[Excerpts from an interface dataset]
——————
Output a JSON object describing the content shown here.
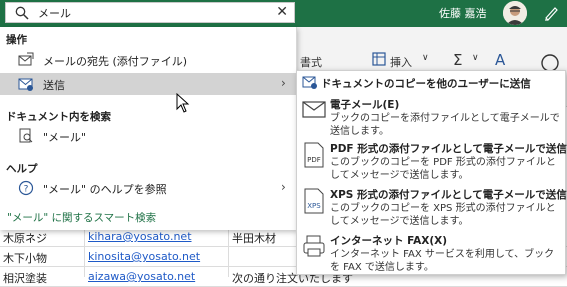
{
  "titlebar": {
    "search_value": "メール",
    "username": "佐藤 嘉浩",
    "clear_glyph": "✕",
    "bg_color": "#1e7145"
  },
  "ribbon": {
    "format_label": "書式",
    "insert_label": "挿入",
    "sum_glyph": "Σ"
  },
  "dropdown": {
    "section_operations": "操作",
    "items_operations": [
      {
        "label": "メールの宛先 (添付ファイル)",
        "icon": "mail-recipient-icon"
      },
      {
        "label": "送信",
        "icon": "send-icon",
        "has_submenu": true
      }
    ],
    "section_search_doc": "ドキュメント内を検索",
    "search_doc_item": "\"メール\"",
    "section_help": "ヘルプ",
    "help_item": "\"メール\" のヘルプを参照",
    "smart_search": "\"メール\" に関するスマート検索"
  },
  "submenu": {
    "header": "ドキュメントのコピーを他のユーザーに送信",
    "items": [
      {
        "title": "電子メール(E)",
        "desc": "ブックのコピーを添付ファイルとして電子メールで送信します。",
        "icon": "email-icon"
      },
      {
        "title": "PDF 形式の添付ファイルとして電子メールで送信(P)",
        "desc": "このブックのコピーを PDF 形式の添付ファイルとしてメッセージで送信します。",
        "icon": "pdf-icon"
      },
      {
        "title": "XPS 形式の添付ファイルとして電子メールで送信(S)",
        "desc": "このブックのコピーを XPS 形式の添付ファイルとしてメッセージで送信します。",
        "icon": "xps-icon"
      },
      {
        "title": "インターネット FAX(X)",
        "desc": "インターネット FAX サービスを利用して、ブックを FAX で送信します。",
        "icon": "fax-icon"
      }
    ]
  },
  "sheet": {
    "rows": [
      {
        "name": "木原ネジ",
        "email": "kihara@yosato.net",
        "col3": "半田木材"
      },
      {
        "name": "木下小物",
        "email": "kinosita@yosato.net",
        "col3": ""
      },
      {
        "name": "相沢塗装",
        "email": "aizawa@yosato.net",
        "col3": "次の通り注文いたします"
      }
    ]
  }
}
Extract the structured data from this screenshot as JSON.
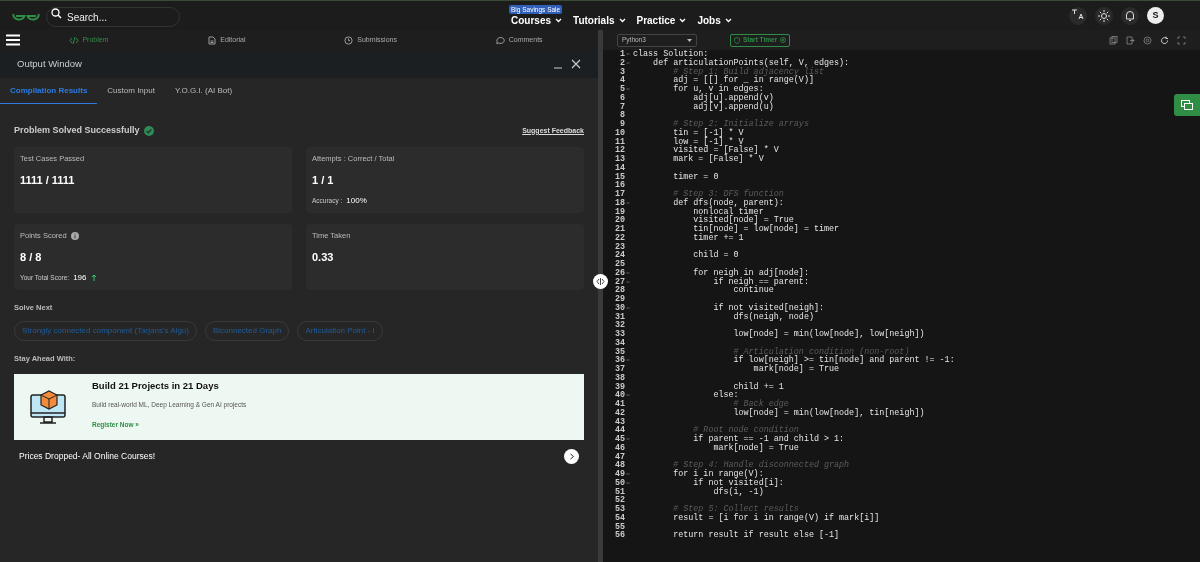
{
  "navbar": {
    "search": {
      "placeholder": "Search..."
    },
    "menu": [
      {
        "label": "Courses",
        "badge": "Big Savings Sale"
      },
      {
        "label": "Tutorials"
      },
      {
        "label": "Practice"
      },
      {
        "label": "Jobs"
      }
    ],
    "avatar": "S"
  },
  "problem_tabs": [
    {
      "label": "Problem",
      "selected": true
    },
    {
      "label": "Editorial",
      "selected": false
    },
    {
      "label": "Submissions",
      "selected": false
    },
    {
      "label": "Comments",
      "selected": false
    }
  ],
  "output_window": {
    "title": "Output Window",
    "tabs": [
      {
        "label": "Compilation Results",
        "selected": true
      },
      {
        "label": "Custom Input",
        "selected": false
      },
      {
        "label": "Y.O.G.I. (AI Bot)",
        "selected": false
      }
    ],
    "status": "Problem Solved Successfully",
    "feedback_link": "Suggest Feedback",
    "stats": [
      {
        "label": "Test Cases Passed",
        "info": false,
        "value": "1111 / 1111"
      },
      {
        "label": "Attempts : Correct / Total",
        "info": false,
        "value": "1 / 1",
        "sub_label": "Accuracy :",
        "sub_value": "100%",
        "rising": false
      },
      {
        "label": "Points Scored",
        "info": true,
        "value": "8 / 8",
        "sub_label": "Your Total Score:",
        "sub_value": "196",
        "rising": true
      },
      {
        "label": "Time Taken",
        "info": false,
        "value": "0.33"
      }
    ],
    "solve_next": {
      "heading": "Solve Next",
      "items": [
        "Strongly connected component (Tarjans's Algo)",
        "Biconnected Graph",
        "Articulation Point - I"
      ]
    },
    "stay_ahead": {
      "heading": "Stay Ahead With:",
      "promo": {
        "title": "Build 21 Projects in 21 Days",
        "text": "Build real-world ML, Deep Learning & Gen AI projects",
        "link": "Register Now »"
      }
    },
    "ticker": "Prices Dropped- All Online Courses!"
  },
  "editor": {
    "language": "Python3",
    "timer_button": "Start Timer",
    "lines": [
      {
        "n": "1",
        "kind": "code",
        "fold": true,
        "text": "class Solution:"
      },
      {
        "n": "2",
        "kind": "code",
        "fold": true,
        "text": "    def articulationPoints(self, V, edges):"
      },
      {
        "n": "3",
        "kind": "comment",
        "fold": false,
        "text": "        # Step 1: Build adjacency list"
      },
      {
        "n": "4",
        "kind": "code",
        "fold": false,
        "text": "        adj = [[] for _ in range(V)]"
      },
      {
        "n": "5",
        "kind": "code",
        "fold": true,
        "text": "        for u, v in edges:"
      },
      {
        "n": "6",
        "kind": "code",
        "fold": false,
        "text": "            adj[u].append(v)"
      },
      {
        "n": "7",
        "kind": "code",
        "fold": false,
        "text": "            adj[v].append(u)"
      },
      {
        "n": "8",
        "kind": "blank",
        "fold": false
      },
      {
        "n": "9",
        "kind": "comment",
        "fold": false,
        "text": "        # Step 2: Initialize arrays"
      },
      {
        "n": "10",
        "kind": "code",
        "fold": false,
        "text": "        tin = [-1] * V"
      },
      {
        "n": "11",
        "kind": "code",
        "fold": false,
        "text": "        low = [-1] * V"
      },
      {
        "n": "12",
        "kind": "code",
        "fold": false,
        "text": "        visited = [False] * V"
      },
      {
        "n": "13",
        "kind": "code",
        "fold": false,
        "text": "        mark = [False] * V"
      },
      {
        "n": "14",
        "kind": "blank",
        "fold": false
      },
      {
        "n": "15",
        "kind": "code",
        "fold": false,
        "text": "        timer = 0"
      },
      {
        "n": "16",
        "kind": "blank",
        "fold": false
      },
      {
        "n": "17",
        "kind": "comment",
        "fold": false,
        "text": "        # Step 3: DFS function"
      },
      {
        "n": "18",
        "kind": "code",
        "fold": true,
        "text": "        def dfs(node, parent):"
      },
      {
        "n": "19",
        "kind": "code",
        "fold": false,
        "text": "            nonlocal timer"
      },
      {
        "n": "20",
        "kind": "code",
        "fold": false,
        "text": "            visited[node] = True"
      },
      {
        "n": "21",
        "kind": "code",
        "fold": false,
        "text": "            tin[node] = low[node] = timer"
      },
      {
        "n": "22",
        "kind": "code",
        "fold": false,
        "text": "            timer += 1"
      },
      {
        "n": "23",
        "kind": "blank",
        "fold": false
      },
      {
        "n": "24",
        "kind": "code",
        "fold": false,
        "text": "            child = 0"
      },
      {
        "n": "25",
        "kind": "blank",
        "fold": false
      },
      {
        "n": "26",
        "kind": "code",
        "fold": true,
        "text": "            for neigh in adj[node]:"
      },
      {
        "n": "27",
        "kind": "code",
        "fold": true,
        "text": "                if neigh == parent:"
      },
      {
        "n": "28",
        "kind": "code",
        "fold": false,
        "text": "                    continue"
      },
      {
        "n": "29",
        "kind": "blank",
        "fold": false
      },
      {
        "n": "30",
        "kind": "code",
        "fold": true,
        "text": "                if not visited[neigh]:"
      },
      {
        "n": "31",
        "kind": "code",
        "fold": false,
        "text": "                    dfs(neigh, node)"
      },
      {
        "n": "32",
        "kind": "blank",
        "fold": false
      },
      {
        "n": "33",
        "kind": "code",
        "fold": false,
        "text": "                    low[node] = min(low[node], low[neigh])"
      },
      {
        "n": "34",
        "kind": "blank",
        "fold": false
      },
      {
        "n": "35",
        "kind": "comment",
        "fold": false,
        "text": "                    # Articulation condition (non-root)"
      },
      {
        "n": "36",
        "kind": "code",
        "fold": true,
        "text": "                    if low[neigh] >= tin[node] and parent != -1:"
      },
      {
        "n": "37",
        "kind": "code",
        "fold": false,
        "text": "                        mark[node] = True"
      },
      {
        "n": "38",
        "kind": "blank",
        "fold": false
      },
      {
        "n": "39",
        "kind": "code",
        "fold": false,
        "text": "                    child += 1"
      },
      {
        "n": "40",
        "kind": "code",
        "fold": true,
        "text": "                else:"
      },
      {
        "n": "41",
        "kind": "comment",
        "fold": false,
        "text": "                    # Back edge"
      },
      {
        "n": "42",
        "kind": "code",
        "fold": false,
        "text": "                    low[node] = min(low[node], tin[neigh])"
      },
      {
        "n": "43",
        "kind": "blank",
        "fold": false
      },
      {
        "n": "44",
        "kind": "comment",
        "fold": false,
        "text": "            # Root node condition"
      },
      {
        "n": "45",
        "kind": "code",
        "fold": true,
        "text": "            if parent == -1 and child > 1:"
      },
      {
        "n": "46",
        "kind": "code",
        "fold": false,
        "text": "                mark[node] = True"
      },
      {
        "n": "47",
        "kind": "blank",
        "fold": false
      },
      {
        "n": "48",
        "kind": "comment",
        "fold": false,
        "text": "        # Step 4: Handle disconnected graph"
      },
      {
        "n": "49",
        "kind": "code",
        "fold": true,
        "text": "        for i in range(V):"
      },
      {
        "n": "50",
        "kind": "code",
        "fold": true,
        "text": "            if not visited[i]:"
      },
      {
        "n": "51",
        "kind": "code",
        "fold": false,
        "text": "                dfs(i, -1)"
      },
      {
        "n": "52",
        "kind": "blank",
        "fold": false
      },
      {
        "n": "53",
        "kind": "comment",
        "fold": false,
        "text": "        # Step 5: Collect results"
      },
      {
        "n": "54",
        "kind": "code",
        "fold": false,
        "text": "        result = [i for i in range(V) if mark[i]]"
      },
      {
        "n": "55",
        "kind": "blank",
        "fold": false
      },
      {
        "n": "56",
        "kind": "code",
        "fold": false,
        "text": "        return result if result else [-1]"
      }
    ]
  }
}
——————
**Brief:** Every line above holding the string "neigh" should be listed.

**Answer for the task:**
        "text": "            for neigh in adj[node]:"
        "text": "                if neigh == parent:"
        "text": "                if not visited[neigh]:"
        "text": "                    dfs(neigh, node)"
        "text": "                    low[node] = min(low[node], low[neigh])"
        "text": "                    if low[neigh] >= tin[node] and parent != -1:"
        "text": "                    low[node] = min(low[node], tin[neigh])"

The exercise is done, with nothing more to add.